A Community Devoted to the Preservation and Practice of Celestial Navigation and Other Methods of Traditional Wayfinding
From: Frank Reed
Date: 2021 Jan 16, 10:36 -0800
As you have probably learned from a little searching, Kepler's Second Law is a bit of early physics (see animated GIF below), discovered by and first written up by Johannes Kepler himself over 400 years ago. Kepler's three laws of planetary motion were critical clues for Isaac Newton that led to his law of universal gravitation. The Second Law says that a line drawn from the Sun to a planet (or from a planet to a moon or satellite) "sweeps out equal areas in equal times". Today the second law is a little hard to spot in modern physics because it has a very simple and deep interpretation as the constancy of the orbital angular momentum vector for an orbiting mass. No matter how it is understood in physics terms, at its most basic level it says that an orbiting planet moves faster when it is closer to the Sun and more slowly when it's further away.

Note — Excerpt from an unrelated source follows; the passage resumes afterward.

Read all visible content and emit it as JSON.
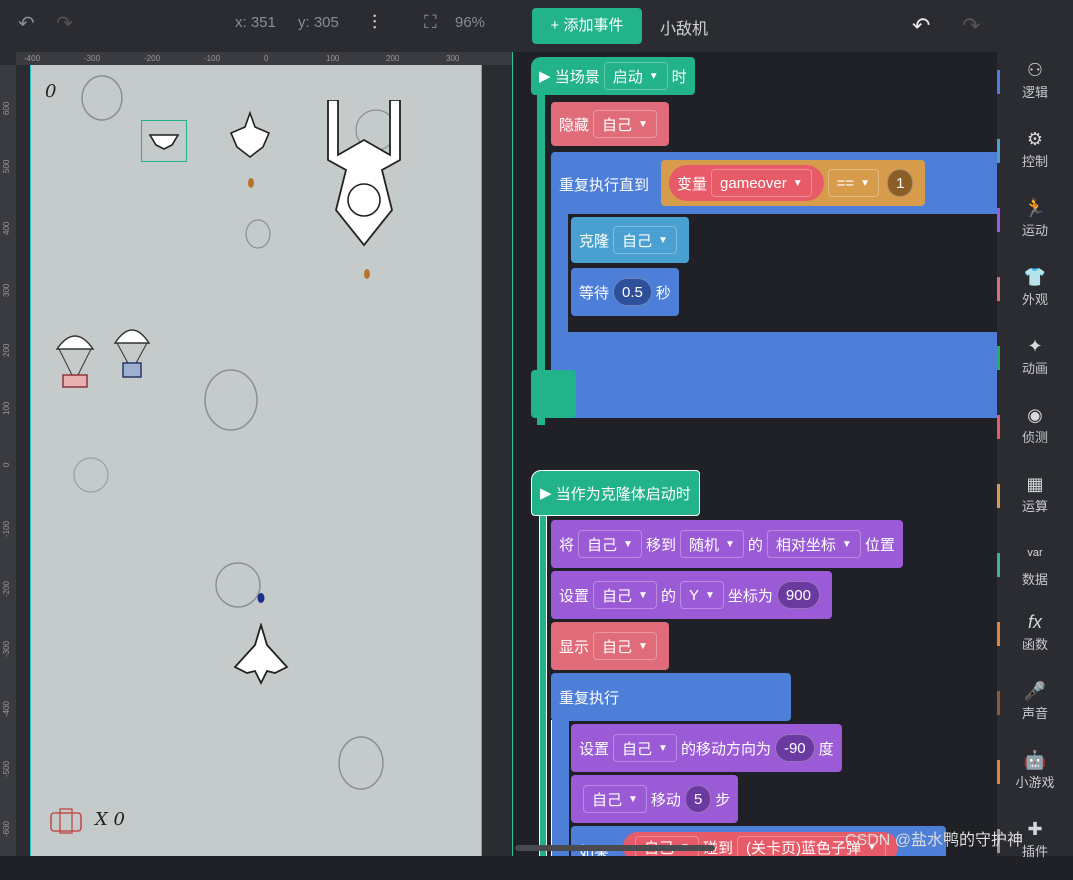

David Iwancio set himself the task of creating a means of calculating the Sun's semi-diameter, which changes slightly during the year, based on the changing rate of the Sun's angular motion across the sky, which is a direct reflection of the Earth's angular rate in its orbit. The Earth moves slightly faster in January than in July, and the Sun is correspondingly slightly larger in January than in July. In principle this is a clever idea, but in practice I don't see any benefit to it. It depends on exact almanac data for the Sun and quite a bit of computation.
In normal almanac data, the Sun's distance or equivalently its parallax is given and from that the SD is directly proportional. That's easy. If the parallax is not available, there is a quick method for calculating the Sun SD to the accuracy required (0.01') using a simple cosine function, which I described previously:

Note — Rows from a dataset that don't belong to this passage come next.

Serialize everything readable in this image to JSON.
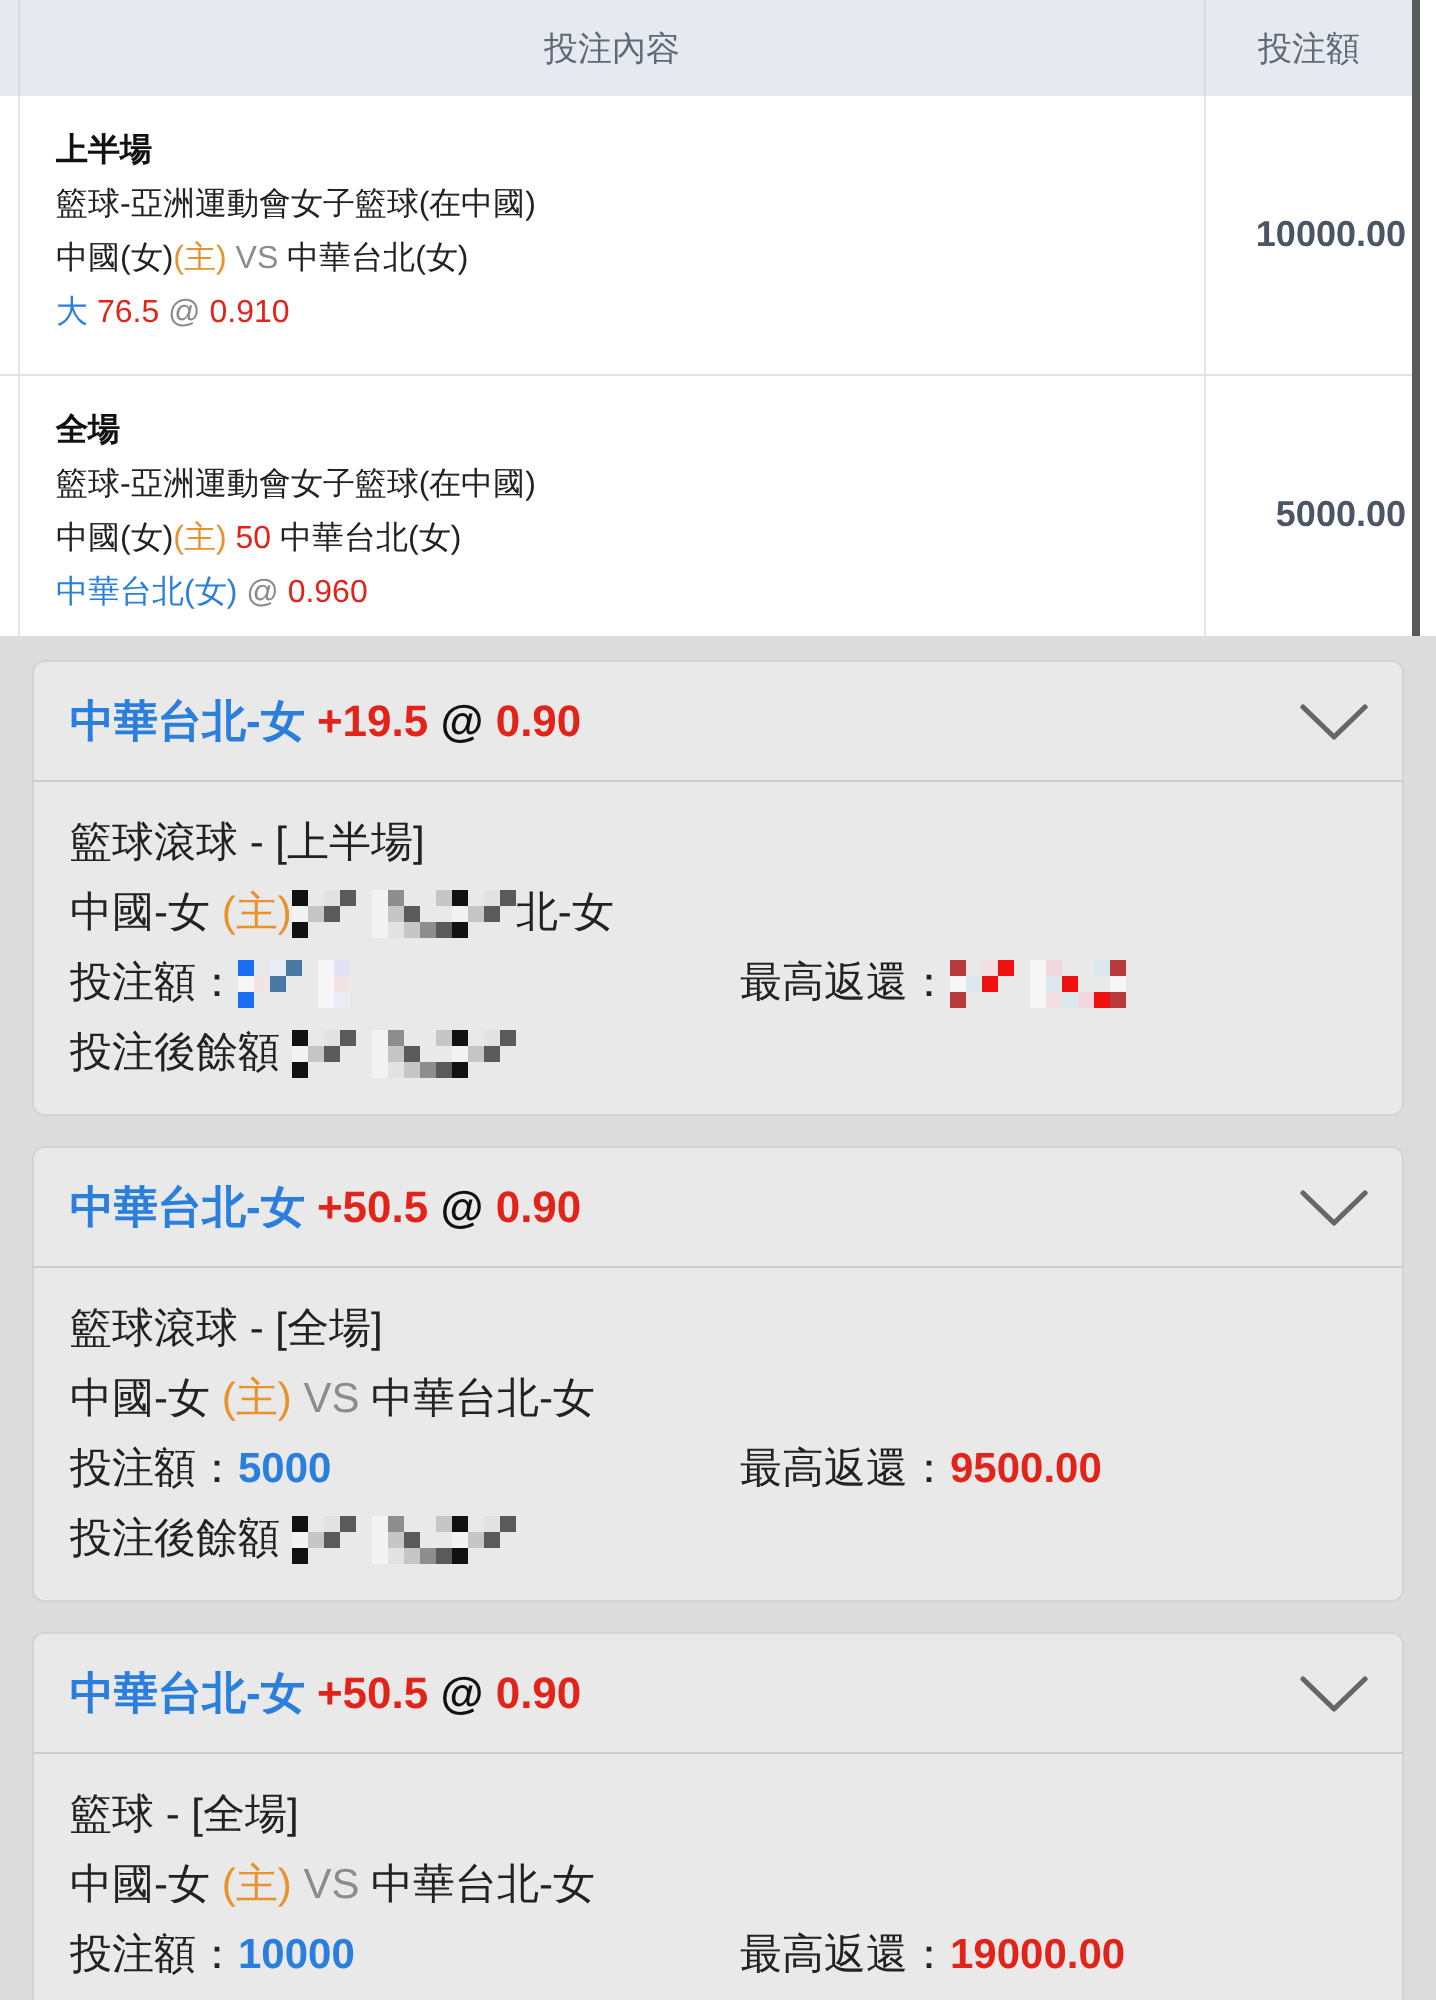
{
  "bet_table": {
    "columns": [
      "投注內容",
      "投注額"
    ],
    "rows": [
      {
        "period": "上半場",
        "lines": [
          [
            [
              {
                "kind": "plain",
                "text": "籃球-亞洲運動會女子籃球(在中國)"
              }
            ]
          ],
          [
            [
              {
                "kind": "plain",
                "text": "中國(女)"
              },
              {
                "kind": "home",
                "text": "(主)"
              }
            ],
            [
              {
                "kind": "muted",
                "text": "VS"
              }
            ],
            [
              {
                "kind": "plain",
                "text": "中華台北(女)"
              }
            ]
          ],
          [
            [
              {
                "kind": "pick",
                "text": "大"
              }
            ],
            [
              {
                "kind": "figure",
                "text": "76.5"
              }
            ],
            [
              {
                "kind": "muted",
                "text": "@"
              }
            ],
            [
              {
                "kind": "figure",
                "text": "0.910"
              }
            ]
          ]
        ],
        "amount": "10000.00"
      },
      {
        "period": "全場",
        "lines": [
          [
            [
              {
                "kind": "plain",
                "text": "籃球-亞洲運動會女子籃球(在中國)"
              }
            ]
          ],
          [
            [
              {
                "kind": "plain",
                "text": "中國(女)"
              },
              {
                "kind": "home",
                "text": "(主)"
              }
            ],
            [
              {
                "kind": "figure",
                "text": "50"
              }
            ],
            [
              {
                "kind": "plain",
                "text": "中華台北(女)"
              }
            ]
          ],
          [
            [
              {
                "kind": "pick",
                "text": "中華台北(女)"
              }
            ],
            [
              {
                "kind": "muted",
                "text": "@"
              }
            ],
            [
              {
                "kind": "figure",
                "text": "0.960"
              }
            ]
          ]
        ],
        "amount": "5000.00"
      }
    ]
  },
  "bet_slips": [
    {
      "header": [
        [
          {
            "kind": "pick",
            "text": "中華台北-女"
          }
        ],
        [
          {
            "kind": "figure",
            "text": "+19.5"
          }
        ],
        [
          {
            "kind": "plain",
            "text": "@"
          }
        ],
        [
          {
            "kind": "figure",
            "text": "0.90"
          }
        ]
      ],
      "rows": [
        {
          "left": [
            [
              {
                "kind": "plain",
                "text": "籃球滾球 - [上半場]"
              }
            ]
          ]
        },
        {
          "left": [
            [
              {
                "kind": "plain",
                "text": "中國-女"
              }
            ],
            [
              {
                "kind": "home",
                "text": "(主)"
              },
              {
                "kind": "plain",
                "redacted": true
              },
              {
                "kind": "plain",
                "text": "北-女"
              }
            ]
          ]
        },
        {
          "left": [
            [
              {
                "kind": "plain",
                "text": "投注額："
              },
              {
                "kind": "pick",
                "redacted": true
              }
            ]
          ],
          "right": [
            [
              {
                "kind": "plain",
                "text": "最高返還："
              },
              {
                "kind": "figure",
                "redacted": true
              }
            ]
          ]
        },
        {
          "left": [
            [
              {
                "kind": "plain",
                "text": "投注後餘額"
              }
            ],
            [
              {
                "kind": "plain",
                "redacted": true
              }
            ]
          ]
        }
      ]
    },
    {
      "header": [
        [
          {
            "kind": "pick",
            "text": "中華台北-女"
          }
        ],
        [
          {
            "kind": "figure",
            "text": "+50.5"
          }
        ],
        [
          {
            "kind": "plain",
            "text": "@"
          }
        ],
        [
          {
            "kind": "figure",
            "text": "0.90"
          }
        ]
      ],
      "rows": [
        {
          "left": [
            [
              {
                "kind": "plain",
                "text": "籃球滾球 - [全場]"
              }
            ]
          ]
        },
        {
          "left": [
            [
              {
                "kind": "plain",
                "text": "中國-女"
              }
            ],
            [
              {
                "kind": "home",
                "text": "(主)"
              }
            ],
            [
              {
                "kind": "muted",
                "text": "VS"
              }
            ],
            [
              {
                "kind": "plain",
                "text": "中華台北-女"
              }
            ]
          ]
        },
        {
          "left": [
            [
              {
                "kind": "plain",
                "text": "投注額："
              },
              {
                "kind": "pick",
                "text": "5000"
              }
            ]
          ],
          "right": [
            [
              {
                "kind": "plain",
                "text": "最高返還："
              },
              {
                "kind": "figure",
                "text": "9500.00"
              }
            ]
          ]
        },
        {
          "left": [
            [
              {
                "kind": "plain",
                "text": "投注後餘額"
              }
            ],
            [
              {
                "kind": "plain",
                "redacted": true
              }
            ]
          ]
        }
      ]
    },
    {
      "header": [
        [
          {
            "kind": "pick",
            "text": "中華台北-女"
          }
        ],
        [
          {
            "kind": "figure",
            "text": "+50.5"
          }
        ],
        [
          {
            "kind": "plain",
            "text": "@"
          }
        ],
        [
          {
            "kind": "figure",
            "text": "0.90"
          }
        ]
      ],
      "rows": [
        {
          "left": [
            [
              {
                "kind": "plain",
                "text": "籃球 - [全場]"
              }
            ]
          ]
        },
        {
          "left": [
            [
              {
                "kind": "plain",
                "text": "中國-女"
              }
            ],
            [
              {
                "kind": "home",
                "text": "(主)"
              }
            ],
            [
              {
                "kind": "muted",
                "text": "VS"
              }
            ],
            [
              {
                "kind": "plain",
                "text": "中華台北-女"
              }
            ]
          ]
        },
        {
          "left": [
            [
              {
                "kind": "plain",
                "text": "投注額："
              },
              {
                "kind": "pick",
                "text": "10000"
              }
            ]
          ],
          "right": [
            [
              {
                "kind": "plain",
                "text": "最高返還："
              },
              {
                "kind": "figure",
                "text": "19000.00"
              }
            ]
          ]
        }
      ]
    }
  ]
}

SD = 16' + 0.27' · cos(0.986° · dDays)
where dDays is the number of days since perihelion. Note that there are small details involving leap years and slight changes in the date of perihelion, and it's only approximately a cosine, but these are not significant issues at the required level of accuracy. And needless to say this level of accuracy is only relevant for extreme calculations beyond the limits of most real navigation. One example where it's useful to get that extra digit: we do frequently need the sum of the SDs of the Sun and Moon accurate to a tenth of a minute of arc during the pre-clearing phase for lunars. If we have these accurate to an extra digit, then of course we reduce round-off error.
You mentioned that you were thinking of the Moon when you first read David's post. That's worth considering. Normally we list the Moon's HP as an independent parameter in almanac data. But how well could we estimate it from the Moon's motion? Note first that the Moon's SD (geocentric) is simply proportional to the HP: SD = 0.2724·HP. So this is the same problem. If we know the Moon SD then we know its HP and vice versa.
Suppose we calculate the rate of change of the Moon's motion across the sky. When it is moving more slowly, it is further away (smaller HP). How accurately can we determine the HP from listed values of the Moon's SHA and Dec? It should be good to some reasonable accuracy. I would bet something like +/-0.3 or 0.5' in the HP (a guess, off the top of my head). It won't be perfect since the Moon's motion is not an example of a two-body problem (and Kepler's Laws are only an approximation for the Moon, see Evection and Variation for an introduction). A method like this would serve no practical purpose (failing for lunars, too), but it might be interesting to see...